A large quantity of commercial holds are made of polyurethane or a polyurethane mixture. PU is lighter, more flexible, less prone to chipping and breakage than polyester or natural materials. Like polyester, PU mixtures can vary, different mixtures have different textures and strengths. It's simple to make a quality polyester recipe, but much harder to make a top quality polyurethane. If the polyurethane is too soft it will split apart when the hold is tightened, or the bolt might get pulled through the hold, or the hold will flex on the wall or could polish quickly.

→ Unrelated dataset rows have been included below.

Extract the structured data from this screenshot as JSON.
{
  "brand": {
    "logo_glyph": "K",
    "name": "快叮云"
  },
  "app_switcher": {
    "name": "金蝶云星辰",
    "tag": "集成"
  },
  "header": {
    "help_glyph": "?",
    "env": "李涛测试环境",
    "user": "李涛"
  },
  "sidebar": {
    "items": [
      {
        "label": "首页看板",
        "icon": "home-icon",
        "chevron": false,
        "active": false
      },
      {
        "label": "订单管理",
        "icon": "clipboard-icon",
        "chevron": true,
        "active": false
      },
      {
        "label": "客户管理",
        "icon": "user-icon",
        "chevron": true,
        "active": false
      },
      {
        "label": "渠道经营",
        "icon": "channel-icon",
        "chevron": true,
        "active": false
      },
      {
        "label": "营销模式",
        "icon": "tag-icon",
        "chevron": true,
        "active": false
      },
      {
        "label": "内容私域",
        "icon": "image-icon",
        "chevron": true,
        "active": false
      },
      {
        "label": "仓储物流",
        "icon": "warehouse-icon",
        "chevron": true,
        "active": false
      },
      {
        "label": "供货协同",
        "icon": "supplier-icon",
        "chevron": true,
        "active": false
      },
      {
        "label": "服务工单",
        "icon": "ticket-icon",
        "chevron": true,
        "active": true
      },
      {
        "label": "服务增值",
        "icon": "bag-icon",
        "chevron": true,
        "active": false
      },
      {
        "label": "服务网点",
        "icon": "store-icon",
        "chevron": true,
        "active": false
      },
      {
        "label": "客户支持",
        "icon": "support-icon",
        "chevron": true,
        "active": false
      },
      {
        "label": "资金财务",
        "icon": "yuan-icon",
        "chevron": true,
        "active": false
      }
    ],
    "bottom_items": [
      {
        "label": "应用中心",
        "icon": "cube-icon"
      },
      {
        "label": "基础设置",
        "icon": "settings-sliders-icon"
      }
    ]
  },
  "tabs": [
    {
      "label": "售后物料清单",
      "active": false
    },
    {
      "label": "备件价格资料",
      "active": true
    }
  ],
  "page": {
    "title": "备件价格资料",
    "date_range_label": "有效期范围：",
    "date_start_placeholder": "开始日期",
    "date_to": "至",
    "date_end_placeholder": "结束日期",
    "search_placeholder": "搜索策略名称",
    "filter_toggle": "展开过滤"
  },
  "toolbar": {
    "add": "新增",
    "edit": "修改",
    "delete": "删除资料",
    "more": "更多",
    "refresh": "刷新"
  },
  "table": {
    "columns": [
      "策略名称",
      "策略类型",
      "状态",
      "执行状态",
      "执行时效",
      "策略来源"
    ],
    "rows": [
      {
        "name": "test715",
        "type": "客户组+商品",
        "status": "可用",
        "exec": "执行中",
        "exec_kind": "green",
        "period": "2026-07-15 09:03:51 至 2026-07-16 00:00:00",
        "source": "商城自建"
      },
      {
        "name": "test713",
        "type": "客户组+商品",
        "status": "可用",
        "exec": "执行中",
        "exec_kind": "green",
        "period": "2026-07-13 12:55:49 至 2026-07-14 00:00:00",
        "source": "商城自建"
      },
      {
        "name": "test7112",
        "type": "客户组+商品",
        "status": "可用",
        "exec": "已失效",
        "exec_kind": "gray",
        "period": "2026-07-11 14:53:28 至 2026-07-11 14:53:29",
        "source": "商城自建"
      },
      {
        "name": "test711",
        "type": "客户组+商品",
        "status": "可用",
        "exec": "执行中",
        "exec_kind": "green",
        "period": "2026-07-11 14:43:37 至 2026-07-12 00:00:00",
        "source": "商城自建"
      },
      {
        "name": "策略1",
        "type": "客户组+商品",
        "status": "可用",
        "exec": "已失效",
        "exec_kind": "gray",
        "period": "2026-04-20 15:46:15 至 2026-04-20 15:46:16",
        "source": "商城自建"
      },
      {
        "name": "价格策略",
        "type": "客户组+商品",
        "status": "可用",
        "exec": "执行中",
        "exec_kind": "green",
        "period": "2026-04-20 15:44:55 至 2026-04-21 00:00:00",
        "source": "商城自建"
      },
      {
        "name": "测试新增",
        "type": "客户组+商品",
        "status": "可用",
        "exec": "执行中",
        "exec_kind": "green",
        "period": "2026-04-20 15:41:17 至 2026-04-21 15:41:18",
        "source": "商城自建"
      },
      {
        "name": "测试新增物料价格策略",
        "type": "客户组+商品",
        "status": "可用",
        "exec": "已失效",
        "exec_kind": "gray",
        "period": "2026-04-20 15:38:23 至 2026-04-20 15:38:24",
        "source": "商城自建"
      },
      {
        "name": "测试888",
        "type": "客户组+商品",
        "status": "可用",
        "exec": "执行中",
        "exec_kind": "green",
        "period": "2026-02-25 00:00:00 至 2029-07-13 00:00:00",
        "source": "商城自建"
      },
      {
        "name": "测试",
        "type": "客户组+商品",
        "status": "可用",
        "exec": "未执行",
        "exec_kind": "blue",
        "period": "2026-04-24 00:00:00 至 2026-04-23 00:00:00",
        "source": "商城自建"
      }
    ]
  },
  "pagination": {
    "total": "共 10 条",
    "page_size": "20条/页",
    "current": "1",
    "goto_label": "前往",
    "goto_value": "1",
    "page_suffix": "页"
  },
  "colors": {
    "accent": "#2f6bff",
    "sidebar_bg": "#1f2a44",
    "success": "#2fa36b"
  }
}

If the polyurethane is too hard it will be brittle and the edges could chip or it could crack when tightened; some climbers believe polyurethane can become warm with intensive use, though a few moments of not being held and some brushing solves the problem. PU holds are a lot lighter than Polyester holds as PU tolerates a much thinner wall so it can be hollowed out and maintain strength whereas PE holds need to be solid or have thick walls or they are much more prone to breaking.
Polyurethane is the leading hold material in the USA. However, there is an Atlantic split with most of Europe preferring Polyester mixes. There are many reasons for this that PU is a newer material and Europe only has been exposed to quality PU mixes. Additionally, PU is more expensive than PE. In an effort to improve the durability of climbing holds, many materials have been experimented with. Thin, hollow fiberglass holds are light and strong. A desirable texture is overlaid onto the fibreglass using various methods. Early fibreglass holds had a texture made from sand mixed into paint, progressing to sand embedded into various types of resin. Modern companies have developed techniques to place polyester resin over the fibreglass, giving a hold which has all the benefits of both resin types without the downsides; the main issue with this texture is the complexity in manufacture means few companies have the ability to produce them and the cost of these holds is high. Texture longevity is an issue.
T-Nuts may be embedded in the fibreglass so additional holds can be bolte
Lyudmyla Dmytrivna Yosypenko is a Ukrainian heptathlete. She came fourth at the 2012 London Olympics with a personal best of 6618 points, she was the winner of the Decastar competition that September. In December 2012, the World Anti-Doping Agency notified Yosypenko that levels of haemoglobin in blood samples she had given differed from those described in her biological passport, she competed in the Ukrainian national championships in July 2013, but the Ukrainian Athletic Federation disqualified her the following day and imposed a four-year ban. Yosypenko protested, saying the changes in her haemoglobin levels were a result of medical treatments and that she would appeal the ban; the IAAF confirmed the ban in September 2013. Her results from 25 August 2011 onwards were disqualified. Lyudmyla Yosypenko at World Athletics